“You do know that’s an English beer? In fact you were drinking with Dom, one of their brewers just a few weeks ago when we were in Sheffield.”

“I don’t remember that.”

“Sure I said something at the time.”

Andrew’s gone with a local beer, Kyoto Brewing Fresh Hop Wheat Ale.

And me? Hotan, a Black IPL from Hop Kotan Brewing on Hakkaido.

I’m starting to feel nostalgic for beers like this. Once they made me a little bit sad. Now I think: at least it isn’t full of sludge and seems to have been brewed competently.

“What are you on about, Dad?”

“Did I just say that out loud?”

“Yes, Dad.”
“Yes, Dad.”

“Can you shut up about all that beer shit, now?” Alexei can be quite aggressive.

“OK, Lexxie. What do you think of the size of the sake bottles here?”

“They’re huge, but that’s is still beer shit. Sake is technically beer because it’s made from fermented grain. You told me that. I’m not stupid.”

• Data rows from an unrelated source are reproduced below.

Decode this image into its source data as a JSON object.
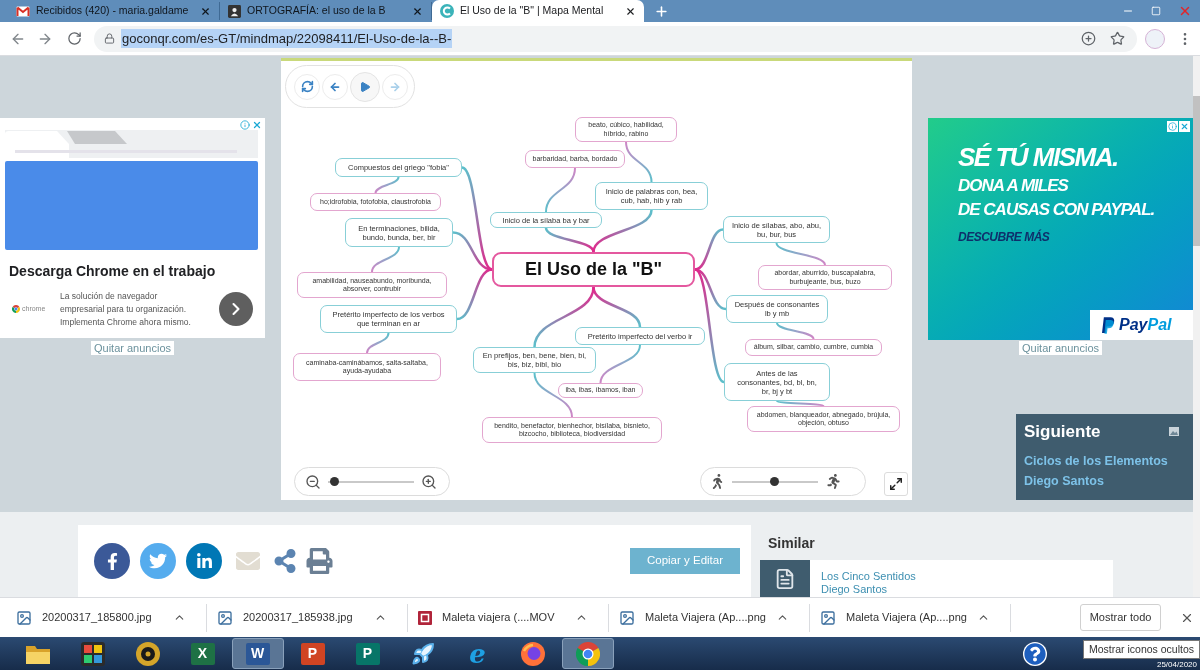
{
  "browser": {
    "tabs": [
      {
        "title": "Recibidos (420) - maria.galdame",
        "kind": "mail",
        "selected": false
      },
      {
        "title": "ORTOGRAFÍA: el uso de la B",
        "kind": "image",
        "selected": false
      },
      {
        "title": "El Uso de la \"B\" | Mapa Mental",
        "kind": "site",
        "selected": true
      }
    ],
    "address_bar": {
      "url": "goconqr.com/es-GT/mindmap/22098411/El-Uso-de-la--B-",
      "selected": true
    }
  },
  "left_ad": {
    "title": "Descarga Chrome en el trabajo",
    "brand": "chrome",
    "description": "La solución de navegador empresarial para tu organización. Implementa Chrome ahora mismo.",
    "remove_link": "Quitar anuncios"
  },
  "mindmap": {
    "player_controls": [
      {
        "kind": "restart",
        "disabled": false
      },
      {
        "kind": "back",
        "disabled": false
      },
      {
        "kind": "play",
        "disabled": false
      },
      {
        "kind": "forward",
        "disabled": true
      }
    ],
    "root": {
      "text": "El Uso de la \"B\"",
      "children": [
        {
          "text": "Compuestos del griego \"fobia\"",
          "children": [
            {
              "text": "ho;idrofobia, fotofobia, claustrofobia"
            }
          ]
        },
        {
          "text": "En terminaciones, bilida,\nbundo, bunda, ber, bir",
          "children": [
            {
              "text": "amabilidad, nauseabundo, moribunda,\nabsorver, contrubir"
            }
          ]
        },
        {
          "text": "Pretérito imperfecto de los verbos\nque terminan en ar",
          "children": [
            {
              "text": "caminaba-caminábamos, salta-saltaba,\nayuda-ayudaba"
            }
          ]
        },
        {
          "text": "Inicio de la sílaba ba y bar",
          "children": [
            {
              "text": "barbaridad, barba, bordado"
            }
          ]
        },
        {
          "text": "Inicio de palabras con, bea,\ncub, hab, hib y rab",
          "children": [
            {
              "text": "beato, cúbico, habilidad,\nhíbrido, rabino"
            }
          ]
        },
        {
          "text": "Inicio de sílabas, abo, abu,\nbu, bur, bus",
          "children": [
            {
              "text": "abordar, aburrido, buscapalabra,\nburbujeante, bus, buzo"
            }
          ]
        },
        {
          "text": "Después de consonantes\nlb y mb",
          "children": [
            {
              "text": "álbum, silbar, cambio, cumbre, cumbia"
            }
          ]
        },
        {
          "text": "Antes de las\nconsonantes, bd, bl, bn,\nbr, bj y bt",
          "children": [
            {
              "text": "abdomen, blanqueador, abnegado, brújula,\nobjeción, obtuso"
            }
          ]
        },
        {
          "text": "En prefijos, ben, bene, bien, bi,\nbis, biz, bibl, bio",
          "children": [
            {
              "text": "bendito, benefactor, bienhechor, bisílaba, bisnieto,\nbizcocho, biblioteca, biodiversidad"
            }
          ]
        },
        {
          "text": "Pretérito imperfecto del verbo ir",
          "children": [
            {
              "text": "iba, ibas, íbamos, iban"
            }
          ]
        }
      ]
    },
    "zoom_slider": {
      "level": 0.03
    },
    "speed_slider": {
      "level": 0.49
    }
  },
  "right_ad": {
    "headline": "SÉ TÚ MISMA.",
    "lines": [
      "DONA A MILES",
      "DE CAUSAS CON PAYPAL."
    ],
    "cta": "DESCUBRE MÁS",
    "logo": [
      "Pay",
      "Pal"
    ],
    "remove_link": "Quitar anuncios"
  },
  "next_panel": {
    "title": "Siguiente",
    "item_title": "Ciclos de los Elementos",
    "author": "Diego Santos"
  },
  "share_bar": {
    "items": [
      {
        "kind": "facebook"
      },
      {
        "kind": "twitter"
      },
      {
        "kind": "linkedin"
      },
      {
        "kind": "email"
      },
      {
        "kind": "share"
      },
      {
        "kind": "print"
      }
    ],
    "button": "Copiar y Editar"
  },
  "similar": {
    "heading": "Similar",
    "items": [
      {
        "title": "Los Cinco Sentidos",
        "author": "Diego Santos"
      }
    ]
  },
  "downloads_bar": {
    "items": [
      {
        "name": "20200317_185800.jpg",
        "kind": "image"
      },
      {
        "name": "20200317_185938.jpg",
        "kind": "image"
      },
      {
        "name": "Maleta viajera (....MOV",
        "kind": "video"
      },
      {
        "name": "Maleta Viajera (Ap....png",
        "kind": "image"
      },
      {
        "name": "Maleta Viajera (Ap....png",
        "kind": "image"
      }
    ],
    "show_all": "Mostrar todo"
  },
  "taskbar": {
    "apps": [
      {
        "kind": "folder",
        "selected": false
      },
      {
        "kind": "paint",
        "selected": false
      },
      {
        "kind": "media",
        "selected": false
      },
      {
        "kind": "excel",
        "letter": "X",
        "selected": false
      },
      {
        "kind": "word",
        "letter": "W",
        "selected": true
      },
      {
        "kind": "powerpoint",
        "letter": "P",
        "selected": false
      },
      {
        "kind": "publisher",
        "letter": "P",
        "selected": false
      },
      {
        "kind": "rocket",
        "selected": false
      },
      {
        "kind": "ie",
        "letter": "e",
        "selected": false
      },
      {
        "kind": "firefox",
        "selected": false
      },
      {
        "kind": "chrome",
        "selected": true
      }
    ],
    "tooltip": "Mostrar iconos ocultos",
    "date": "25/04/2020"
  }
}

I don’t fancy any of the other draught beers – either styles I’m not into or imported – I’m switching to sake.

“Because none of the others are strong enough, you mean.”

“Did I say that out loud again?”

“Yes, Dad.”
“Yes, Dad.”

I start with Kuro Ushi red label, described as “strong and straight / cold.”

“You’ve gone for the strongest one again. Can you stop that?” Alexei is getting wound up again.

“It’s only 100 mils. And Sake doesn’t get that strong.”

“You know what I mean. Don’t go crazy.” Alexei says sternly.

“When did I ever go crazy?”

“Lots of times, Dad.” Andrew’s voice sounds weary.

“I don’t remember that.”

“Exactly, Dad.”

Christ. The indignities I have to suffer and the hands of those little bastards.

“Who are you calling a bastard, Dad?”

“Did I say that out loud again?”

“Yes, Dad.”
“Yes, Dad.”

“And it makes sense you calling your own children bastards. Are you stupid?” Alexei is always on the front foot.

For purely scientific purposes, I’m having a warm sake. Just to compare the two styles.

Alexei scowls over at me. “Dad, remember what I said about not going crazy?”

“It’s only 100 mils.”

“You keep saying that.”

Great to see how the warm sake is prepared. Pan full of water on a hob, sake measured out into a metal cup and put in the pan. Warmed while the barmaid stirs and monitors the temperature with a thermometer. So wonderfully precise.

Someone comes in with a bag of 12-inchers. He shows them to the DJ. Looks like he’s looking to sell.

They were also showing From Dusk Until Dawn, projected on the back wall. The distortion caused by the uneven projection surface made the film all that weirder.

What a great pub. A classic.

We don’t stay too late, still worrying a bit about the weather. The typhoon is due to strike land in the next few hours. I get myself another ready meal in the 7 11 opposite the hotel. And cash in my 50 yen off Yakitori coupon.

I’ve been making great efforts not to accumulate change. Wherever possible, I’ve been paying the exact amount with as many coins as possible. Right down to the last yen. It’s working. My wallet is much lighter than it was a few days ago.

I end the day with some cheap whisky in the kids’ room.

HACHI Craft Beer and Sake
19 Hiraicho,
Kyoto, 600-8118